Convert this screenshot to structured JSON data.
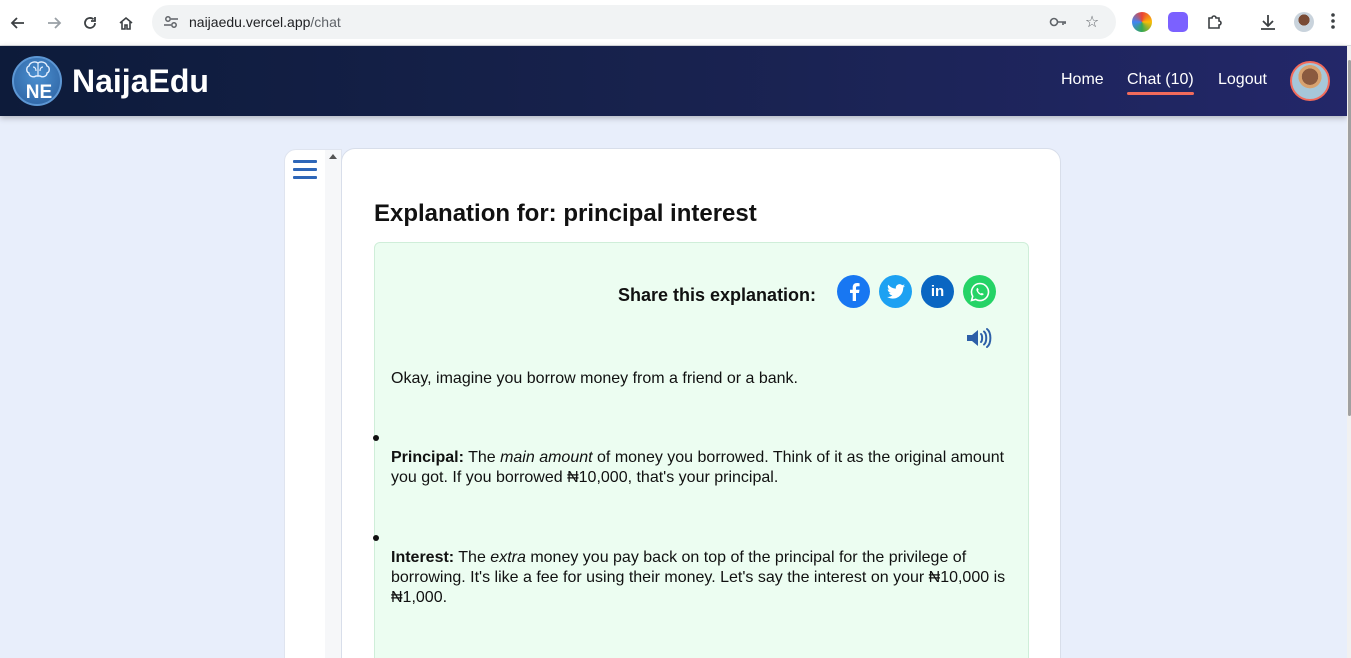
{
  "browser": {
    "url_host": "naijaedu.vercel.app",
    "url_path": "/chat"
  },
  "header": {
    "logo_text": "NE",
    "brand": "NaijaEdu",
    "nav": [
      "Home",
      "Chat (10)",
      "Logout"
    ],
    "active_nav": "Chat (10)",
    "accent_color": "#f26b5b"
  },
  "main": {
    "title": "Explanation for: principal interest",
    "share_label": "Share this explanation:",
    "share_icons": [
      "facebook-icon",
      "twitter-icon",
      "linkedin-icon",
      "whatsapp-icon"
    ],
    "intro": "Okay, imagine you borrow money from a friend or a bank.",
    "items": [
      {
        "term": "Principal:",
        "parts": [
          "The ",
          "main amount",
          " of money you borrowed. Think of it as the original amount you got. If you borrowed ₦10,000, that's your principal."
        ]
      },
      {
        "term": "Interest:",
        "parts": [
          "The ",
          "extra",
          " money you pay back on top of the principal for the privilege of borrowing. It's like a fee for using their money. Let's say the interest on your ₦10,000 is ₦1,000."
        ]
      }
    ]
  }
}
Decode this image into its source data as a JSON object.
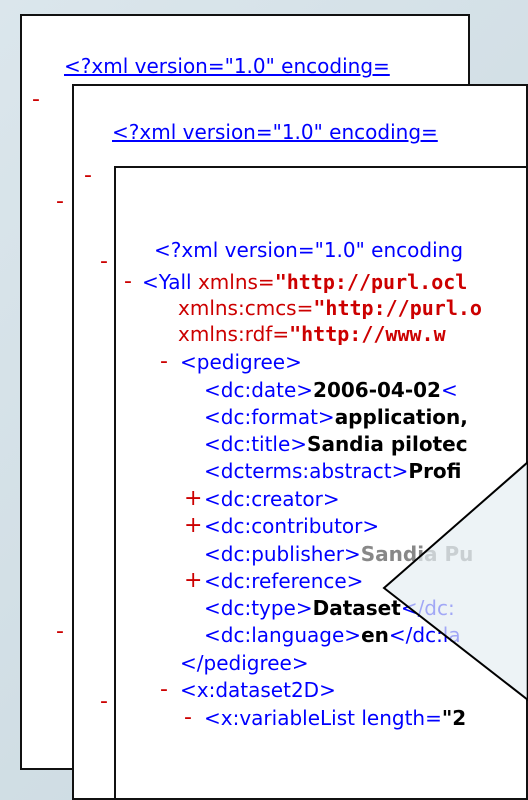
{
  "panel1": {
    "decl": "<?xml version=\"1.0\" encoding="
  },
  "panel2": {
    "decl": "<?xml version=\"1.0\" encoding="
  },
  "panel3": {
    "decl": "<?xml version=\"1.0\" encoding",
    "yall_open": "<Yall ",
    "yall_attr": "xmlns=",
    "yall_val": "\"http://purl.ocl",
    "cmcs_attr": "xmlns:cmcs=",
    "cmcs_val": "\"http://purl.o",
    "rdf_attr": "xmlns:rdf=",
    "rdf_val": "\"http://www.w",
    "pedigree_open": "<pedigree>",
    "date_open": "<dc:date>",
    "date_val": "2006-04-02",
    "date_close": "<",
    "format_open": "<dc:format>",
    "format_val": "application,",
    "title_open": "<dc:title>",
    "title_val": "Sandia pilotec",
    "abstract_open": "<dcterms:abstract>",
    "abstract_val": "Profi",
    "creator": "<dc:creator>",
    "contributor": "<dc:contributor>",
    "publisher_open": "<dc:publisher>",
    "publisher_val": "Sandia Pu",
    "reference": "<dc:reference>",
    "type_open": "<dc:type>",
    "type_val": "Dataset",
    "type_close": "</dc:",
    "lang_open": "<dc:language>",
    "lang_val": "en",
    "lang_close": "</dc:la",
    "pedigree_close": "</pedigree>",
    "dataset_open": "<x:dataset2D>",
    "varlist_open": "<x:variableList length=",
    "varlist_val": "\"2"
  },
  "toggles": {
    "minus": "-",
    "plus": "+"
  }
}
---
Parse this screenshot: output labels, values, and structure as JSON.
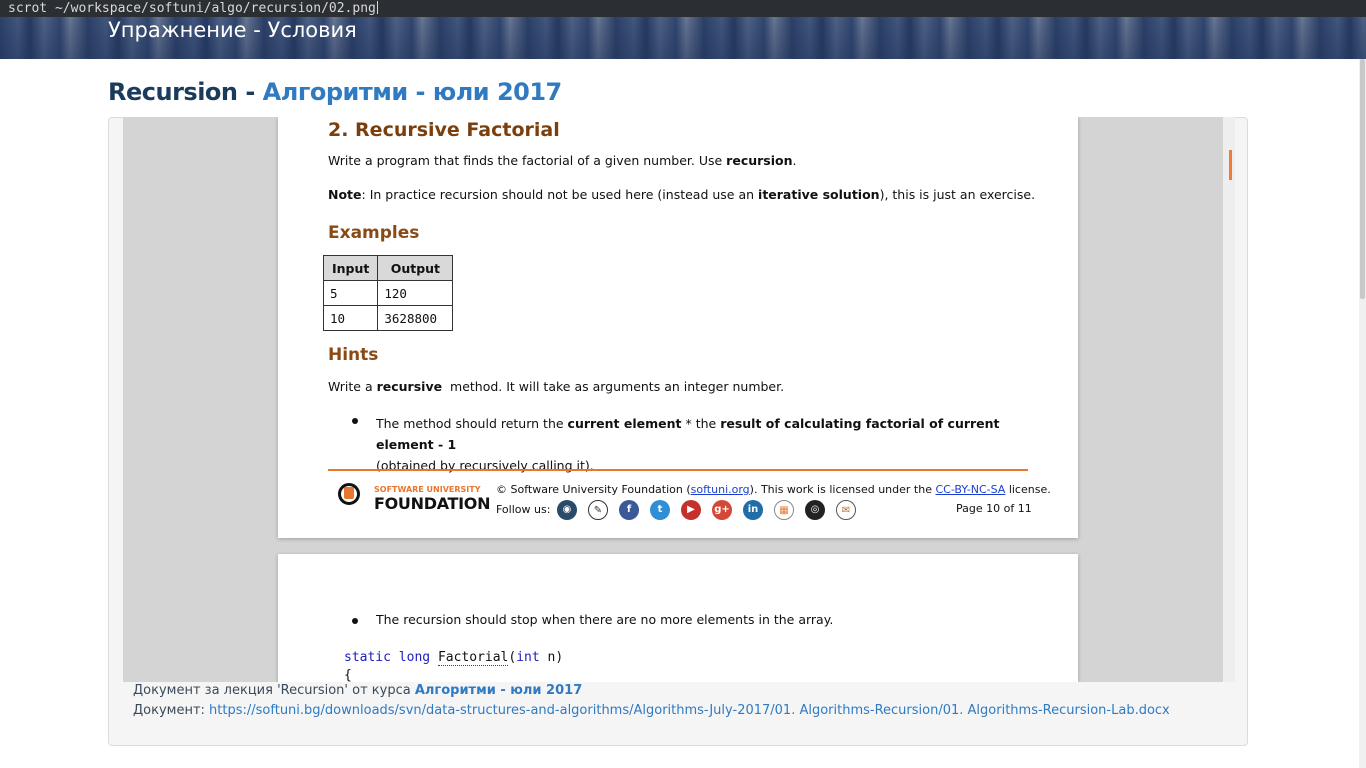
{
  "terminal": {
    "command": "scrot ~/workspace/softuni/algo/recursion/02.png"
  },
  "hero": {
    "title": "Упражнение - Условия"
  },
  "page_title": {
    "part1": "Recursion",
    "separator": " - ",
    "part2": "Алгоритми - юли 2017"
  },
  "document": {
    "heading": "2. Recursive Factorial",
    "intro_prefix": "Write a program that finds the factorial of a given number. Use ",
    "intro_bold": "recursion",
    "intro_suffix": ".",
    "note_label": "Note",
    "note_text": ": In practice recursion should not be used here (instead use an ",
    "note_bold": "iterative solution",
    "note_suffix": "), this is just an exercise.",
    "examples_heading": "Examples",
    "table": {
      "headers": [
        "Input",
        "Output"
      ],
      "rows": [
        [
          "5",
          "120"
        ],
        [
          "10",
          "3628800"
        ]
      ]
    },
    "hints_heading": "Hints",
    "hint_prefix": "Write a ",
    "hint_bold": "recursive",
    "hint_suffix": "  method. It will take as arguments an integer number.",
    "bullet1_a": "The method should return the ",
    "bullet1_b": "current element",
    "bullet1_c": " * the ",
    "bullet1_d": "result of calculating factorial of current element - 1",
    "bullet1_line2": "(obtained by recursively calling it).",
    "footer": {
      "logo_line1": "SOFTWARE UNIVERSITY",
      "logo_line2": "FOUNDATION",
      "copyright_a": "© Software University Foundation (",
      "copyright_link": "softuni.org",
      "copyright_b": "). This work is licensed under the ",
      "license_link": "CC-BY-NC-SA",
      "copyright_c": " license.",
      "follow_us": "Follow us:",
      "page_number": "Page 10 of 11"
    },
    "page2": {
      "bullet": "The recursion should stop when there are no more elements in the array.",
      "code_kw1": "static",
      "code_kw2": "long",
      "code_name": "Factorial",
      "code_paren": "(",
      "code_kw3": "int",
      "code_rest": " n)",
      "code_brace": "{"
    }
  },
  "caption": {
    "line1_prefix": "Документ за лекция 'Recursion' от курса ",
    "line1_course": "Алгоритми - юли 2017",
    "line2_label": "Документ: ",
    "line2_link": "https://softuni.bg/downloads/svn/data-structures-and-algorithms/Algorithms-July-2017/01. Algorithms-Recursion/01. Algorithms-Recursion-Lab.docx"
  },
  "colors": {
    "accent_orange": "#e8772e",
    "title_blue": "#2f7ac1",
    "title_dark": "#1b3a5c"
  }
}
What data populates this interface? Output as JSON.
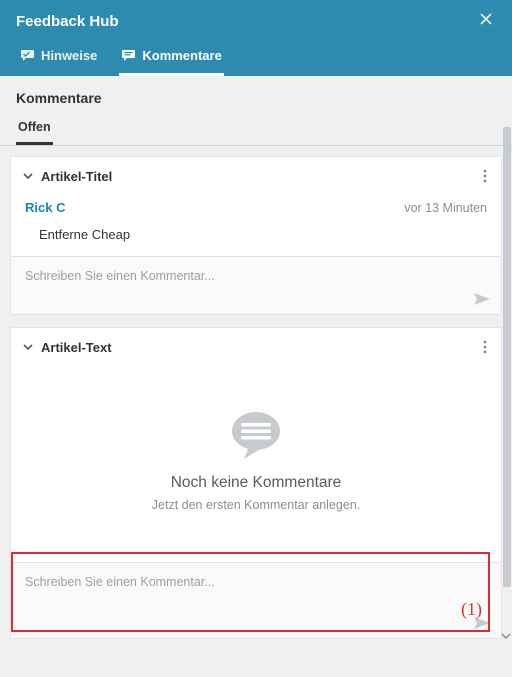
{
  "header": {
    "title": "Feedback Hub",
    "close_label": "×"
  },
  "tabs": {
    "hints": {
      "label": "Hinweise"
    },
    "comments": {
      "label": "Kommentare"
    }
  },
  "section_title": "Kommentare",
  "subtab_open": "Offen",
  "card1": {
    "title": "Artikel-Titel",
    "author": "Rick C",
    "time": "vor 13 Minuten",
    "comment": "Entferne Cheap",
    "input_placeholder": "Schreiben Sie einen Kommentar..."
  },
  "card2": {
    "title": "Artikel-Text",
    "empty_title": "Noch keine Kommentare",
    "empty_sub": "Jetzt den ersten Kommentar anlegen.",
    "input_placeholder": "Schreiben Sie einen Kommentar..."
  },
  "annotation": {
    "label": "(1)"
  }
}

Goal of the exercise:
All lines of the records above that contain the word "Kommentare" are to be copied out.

Result of the exercise:
      "label": "Kommentare"
  "section_title": "Kommentare",
    "empty_title": "Noch keine Kommentare",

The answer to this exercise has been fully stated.